The River Suir, including Clodiagh, Lingaun and Waterford Blackwater, is Catch & Release for 2024
- Salmon and sea trout: 17th March to 30 September.
- Current regulations prohibit the use of worms, prawn, shrimp or any other crustacean or artificial forms thereof as bait and any fish hooks other than single or double barbless hooks during the period 17 March to 30 Sept
About the Suir
The source of the river Suir (pronounced ‘shure’) is in the Devil’s Bit Mountain. The Suir is 115 miles long and passes by the Galtees, the Knockmealdown and the Comeragh Mountains before joining her sister rivers the Barrow and Nore, and entering s the sea.
The Suir and its tributaries drain most of county Tipperery. The rivers channel is characterised by a series of shallow and deep glides, interrupted occasionally by shallow riffles. As many of its major tributaries drain large areas of limestone, as does the main river, the Suir has the best characteristics of a chalk stream. This gives it prolific fly hatches and big stocks of trout (with some very large fish). As such this rich river is world renowned for its brown trout fishing.
Historically the Suir was also renowned for producing large salmon. The rod caught Irish record is still a 57 lb fish taken on the river in 1874 by a Mr. Maher. Written off as a salmon fishery in the past, the situation has changed and over the last few seasons this has become a river where those ‘in the know’ have gone to seek the bigger Irish salmon.
The best of the salmon fishing on the Suir extends downstream from Ardfinnan towards Carrick-on-Suir. The Suir gets some early fish though salmon fishing does not really start until the grilse run in June / July. In August and September the Suir has runs of large grilse and an autumn run some of which are very large fish some of which are believed to be multi spawners.
In the Templemore area, severe arterial drainage works have been carried out on the river in recent times, and the fishing at this point cannot be recommended.
Fishing is prohibited north of Suir Island at Clonmel between Oldbridge and a line drawn across the river in continuation of the west side of Abbey Street, and in the mill tail-races discharging into the River Suir within those limits. This prohibition does not apply to fishing with single rod and line from that part of the north bank of the river known as Old Quay.

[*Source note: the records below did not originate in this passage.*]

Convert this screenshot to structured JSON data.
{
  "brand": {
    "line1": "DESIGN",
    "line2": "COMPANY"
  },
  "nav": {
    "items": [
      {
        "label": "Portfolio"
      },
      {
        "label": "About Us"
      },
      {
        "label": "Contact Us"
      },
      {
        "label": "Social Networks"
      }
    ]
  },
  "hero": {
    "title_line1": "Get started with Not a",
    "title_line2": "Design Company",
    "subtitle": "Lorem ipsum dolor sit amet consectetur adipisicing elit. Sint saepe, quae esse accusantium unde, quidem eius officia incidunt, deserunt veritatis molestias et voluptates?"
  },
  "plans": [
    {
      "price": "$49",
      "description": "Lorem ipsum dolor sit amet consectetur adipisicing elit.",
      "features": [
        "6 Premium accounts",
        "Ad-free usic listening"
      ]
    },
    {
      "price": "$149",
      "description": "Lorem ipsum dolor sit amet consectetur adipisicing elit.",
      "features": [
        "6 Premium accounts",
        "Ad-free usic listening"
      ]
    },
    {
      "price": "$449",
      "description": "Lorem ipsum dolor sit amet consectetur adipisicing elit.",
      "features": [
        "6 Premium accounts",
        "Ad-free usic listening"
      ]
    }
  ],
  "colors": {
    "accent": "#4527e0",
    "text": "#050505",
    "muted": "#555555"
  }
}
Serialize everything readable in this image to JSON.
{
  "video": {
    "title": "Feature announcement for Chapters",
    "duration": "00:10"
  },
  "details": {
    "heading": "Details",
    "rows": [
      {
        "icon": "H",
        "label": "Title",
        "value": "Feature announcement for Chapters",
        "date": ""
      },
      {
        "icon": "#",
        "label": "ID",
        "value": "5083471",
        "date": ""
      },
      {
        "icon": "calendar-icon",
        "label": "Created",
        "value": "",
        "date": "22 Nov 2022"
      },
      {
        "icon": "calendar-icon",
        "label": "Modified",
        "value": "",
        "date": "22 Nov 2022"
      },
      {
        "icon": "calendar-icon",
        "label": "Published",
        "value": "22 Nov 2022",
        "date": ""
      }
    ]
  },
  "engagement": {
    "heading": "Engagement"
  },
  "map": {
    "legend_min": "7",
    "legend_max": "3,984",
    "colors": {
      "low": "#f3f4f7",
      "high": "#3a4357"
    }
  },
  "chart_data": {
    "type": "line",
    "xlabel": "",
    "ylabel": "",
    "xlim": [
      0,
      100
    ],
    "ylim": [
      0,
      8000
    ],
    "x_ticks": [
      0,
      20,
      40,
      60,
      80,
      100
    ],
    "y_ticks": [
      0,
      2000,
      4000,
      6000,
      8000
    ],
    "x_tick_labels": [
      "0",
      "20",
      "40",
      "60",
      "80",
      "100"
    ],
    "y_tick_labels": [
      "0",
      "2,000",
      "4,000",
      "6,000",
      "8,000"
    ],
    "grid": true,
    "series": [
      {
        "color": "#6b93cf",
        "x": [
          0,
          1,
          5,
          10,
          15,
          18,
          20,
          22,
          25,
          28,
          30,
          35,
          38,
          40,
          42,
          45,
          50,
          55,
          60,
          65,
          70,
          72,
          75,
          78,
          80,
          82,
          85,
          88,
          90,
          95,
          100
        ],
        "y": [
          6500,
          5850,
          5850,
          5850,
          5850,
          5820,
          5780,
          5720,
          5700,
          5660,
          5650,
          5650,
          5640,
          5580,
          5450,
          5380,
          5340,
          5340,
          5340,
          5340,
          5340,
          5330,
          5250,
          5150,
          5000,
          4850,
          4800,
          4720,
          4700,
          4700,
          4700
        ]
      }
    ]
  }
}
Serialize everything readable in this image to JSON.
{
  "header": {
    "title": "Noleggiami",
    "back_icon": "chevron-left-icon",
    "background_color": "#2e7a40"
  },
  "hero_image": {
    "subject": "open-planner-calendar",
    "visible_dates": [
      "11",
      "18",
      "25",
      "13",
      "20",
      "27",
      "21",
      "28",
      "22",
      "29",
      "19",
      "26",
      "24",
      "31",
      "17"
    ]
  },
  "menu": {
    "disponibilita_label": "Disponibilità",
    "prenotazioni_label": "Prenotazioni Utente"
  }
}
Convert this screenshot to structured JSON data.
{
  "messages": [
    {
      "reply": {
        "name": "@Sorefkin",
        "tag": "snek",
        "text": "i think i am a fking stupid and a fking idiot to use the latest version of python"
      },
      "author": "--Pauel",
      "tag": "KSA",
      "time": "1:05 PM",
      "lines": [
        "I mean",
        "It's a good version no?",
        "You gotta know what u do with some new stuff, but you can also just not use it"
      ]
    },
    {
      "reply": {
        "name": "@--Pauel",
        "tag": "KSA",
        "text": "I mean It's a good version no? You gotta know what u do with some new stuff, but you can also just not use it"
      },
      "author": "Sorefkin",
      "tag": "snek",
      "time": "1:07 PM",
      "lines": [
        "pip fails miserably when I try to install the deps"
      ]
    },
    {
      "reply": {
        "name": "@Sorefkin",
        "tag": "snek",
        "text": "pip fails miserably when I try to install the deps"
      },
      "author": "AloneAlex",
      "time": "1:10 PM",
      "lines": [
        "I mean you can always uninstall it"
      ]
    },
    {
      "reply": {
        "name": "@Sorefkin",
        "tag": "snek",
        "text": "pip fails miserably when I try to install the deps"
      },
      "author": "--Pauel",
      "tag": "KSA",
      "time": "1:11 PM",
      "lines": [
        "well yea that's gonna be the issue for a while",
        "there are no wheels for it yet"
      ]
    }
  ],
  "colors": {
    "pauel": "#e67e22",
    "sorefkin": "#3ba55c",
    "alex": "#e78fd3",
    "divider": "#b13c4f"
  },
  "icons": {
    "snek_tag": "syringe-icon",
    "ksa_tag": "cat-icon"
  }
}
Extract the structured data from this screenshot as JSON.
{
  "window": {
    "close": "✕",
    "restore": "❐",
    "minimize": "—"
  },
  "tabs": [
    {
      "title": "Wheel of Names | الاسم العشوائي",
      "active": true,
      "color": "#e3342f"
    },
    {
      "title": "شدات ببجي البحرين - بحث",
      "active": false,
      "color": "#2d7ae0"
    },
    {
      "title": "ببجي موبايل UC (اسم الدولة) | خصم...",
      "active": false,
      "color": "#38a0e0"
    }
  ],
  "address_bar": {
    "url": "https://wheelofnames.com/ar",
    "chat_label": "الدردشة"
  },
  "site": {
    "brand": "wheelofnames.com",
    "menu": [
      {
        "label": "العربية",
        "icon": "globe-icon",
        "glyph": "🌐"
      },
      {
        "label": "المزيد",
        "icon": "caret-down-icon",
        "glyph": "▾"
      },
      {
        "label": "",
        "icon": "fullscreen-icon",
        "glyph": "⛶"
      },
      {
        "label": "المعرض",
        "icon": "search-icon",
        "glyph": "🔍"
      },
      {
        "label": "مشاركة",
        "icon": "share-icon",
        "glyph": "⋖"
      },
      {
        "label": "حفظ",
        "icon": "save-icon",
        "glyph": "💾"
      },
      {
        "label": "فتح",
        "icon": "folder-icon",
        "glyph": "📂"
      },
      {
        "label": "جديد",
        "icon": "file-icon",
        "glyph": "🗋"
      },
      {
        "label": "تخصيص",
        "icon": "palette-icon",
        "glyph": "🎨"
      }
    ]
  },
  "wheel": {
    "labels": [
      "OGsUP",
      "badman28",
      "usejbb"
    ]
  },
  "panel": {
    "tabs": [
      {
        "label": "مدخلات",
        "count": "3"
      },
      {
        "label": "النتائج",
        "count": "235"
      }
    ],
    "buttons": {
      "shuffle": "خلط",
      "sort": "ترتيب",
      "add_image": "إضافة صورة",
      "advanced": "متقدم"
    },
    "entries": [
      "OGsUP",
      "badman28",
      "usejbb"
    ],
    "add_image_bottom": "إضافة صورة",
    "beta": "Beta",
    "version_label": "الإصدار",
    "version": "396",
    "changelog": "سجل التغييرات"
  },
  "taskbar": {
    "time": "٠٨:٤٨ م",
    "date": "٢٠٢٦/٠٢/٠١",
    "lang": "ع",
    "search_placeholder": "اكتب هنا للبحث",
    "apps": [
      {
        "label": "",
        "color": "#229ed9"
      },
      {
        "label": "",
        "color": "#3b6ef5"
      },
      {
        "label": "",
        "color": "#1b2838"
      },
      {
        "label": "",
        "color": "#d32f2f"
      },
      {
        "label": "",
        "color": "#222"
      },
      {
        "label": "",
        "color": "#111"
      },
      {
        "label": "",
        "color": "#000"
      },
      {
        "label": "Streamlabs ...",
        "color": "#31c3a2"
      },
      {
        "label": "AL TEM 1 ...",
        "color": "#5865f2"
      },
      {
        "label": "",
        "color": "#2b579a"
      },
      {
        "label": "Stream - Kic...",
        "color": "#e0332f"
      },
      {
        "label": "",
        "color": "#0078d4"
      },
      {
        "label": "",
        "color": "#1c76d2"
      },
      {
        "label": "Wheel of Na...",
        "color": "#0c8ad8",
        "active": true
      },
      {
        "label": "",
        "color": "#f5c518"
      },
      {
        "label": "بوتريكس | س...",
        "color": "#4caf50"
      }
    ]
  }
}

Current regulations prohibit the use of worms, prawn, shrimp or any other crustacean or artificial forms thereof as bait and any fish hooks other than single or double barbless hooks during the period 17 March to 30 Sept.
Find out more about the Suir: River Suir Angling Guide (2.94 MB)